GIVEN DATA section start

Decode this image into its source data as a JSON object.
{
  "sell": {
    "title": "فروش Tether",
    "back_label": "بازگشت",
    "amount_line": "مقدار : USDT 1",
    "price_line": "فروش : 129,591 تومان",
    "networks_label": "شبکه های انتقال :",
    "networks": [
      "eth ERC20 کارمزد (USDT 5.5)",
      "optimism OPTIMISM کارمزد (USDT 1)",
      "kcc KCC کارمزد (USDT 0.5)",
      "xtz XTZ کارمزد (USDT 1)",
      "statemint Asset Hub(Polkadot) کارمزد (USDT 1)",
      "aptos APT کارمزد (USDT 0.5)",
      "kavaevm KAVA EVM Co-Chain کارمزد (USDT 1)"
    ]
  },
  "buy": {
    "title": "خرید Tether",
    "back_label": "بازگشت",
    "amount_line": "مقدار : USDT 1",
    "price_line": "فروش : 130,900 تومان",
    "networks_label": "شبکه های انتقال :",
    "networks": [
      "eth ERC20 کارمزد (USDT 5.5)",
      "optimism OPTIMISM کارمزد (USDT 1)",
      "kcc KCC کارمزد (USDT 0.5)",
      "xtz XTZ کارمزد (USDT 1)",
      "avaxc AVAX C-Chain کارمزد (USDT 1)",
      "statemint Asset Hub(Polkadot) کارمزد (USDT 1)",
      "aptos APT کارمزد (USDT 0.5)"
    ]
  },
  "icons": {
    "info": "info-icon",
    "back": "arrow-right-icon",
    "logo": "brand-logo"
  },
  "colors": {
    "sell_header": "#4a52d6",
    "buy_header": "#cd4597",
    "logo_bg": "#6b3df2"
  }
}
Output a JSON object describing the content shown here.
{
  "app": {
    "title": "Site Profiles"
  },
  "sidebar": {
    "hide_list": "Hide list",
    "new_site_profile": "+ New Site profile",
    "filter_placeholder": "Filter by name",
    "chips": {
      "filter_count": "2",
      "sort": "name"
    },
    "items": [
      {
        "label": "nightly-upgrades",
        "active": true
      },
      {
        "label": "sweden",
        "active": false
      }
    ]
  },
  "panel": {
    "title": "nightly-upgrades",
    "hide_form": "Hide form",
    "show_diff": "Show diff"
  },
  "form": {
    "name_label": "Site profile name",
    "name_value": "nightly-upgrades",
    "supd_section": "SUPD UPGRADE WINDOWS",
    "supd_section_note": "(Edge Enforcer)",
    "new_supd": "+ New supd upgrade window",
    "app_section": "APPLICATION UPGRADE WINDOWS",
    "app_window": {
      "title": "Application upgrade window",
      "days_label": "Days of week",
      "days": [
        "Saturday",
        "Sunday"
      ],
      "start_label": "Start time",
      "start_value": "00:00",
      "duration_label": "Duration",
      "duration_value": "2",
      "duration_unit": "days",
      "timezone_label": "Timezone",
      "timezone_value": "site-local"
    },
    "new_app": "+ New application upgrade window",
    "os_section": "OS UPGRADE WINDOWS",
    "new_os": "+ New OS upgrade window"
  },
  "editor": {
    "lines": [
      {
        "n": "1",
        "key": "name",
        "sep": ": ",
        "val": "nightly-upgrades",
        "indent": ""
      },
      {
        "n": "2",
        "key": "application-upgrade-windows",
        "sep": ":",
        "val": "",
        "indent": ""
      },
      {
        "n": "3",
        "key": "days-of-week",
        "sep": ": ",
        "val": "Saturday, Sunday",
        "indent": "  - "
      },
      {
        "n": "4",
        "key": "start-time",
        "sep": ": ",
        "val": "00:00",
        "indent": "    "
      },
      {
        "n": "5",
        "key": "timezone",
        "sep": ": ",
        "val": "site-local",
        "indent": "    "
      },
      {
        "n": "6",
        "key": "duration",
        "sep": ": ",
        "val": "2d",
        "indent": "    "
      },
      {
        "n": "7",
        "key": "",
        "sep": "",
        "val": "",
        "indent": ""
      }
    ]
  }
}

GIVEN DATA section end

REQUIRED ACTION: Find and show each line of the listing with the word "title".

REPLY:
    "title": "فروش Tether",
    "title": "خرید Tether",
    "title": "Site Profiles"
    "title": "nightly-upgrades",
      "title": "Application upgrade window",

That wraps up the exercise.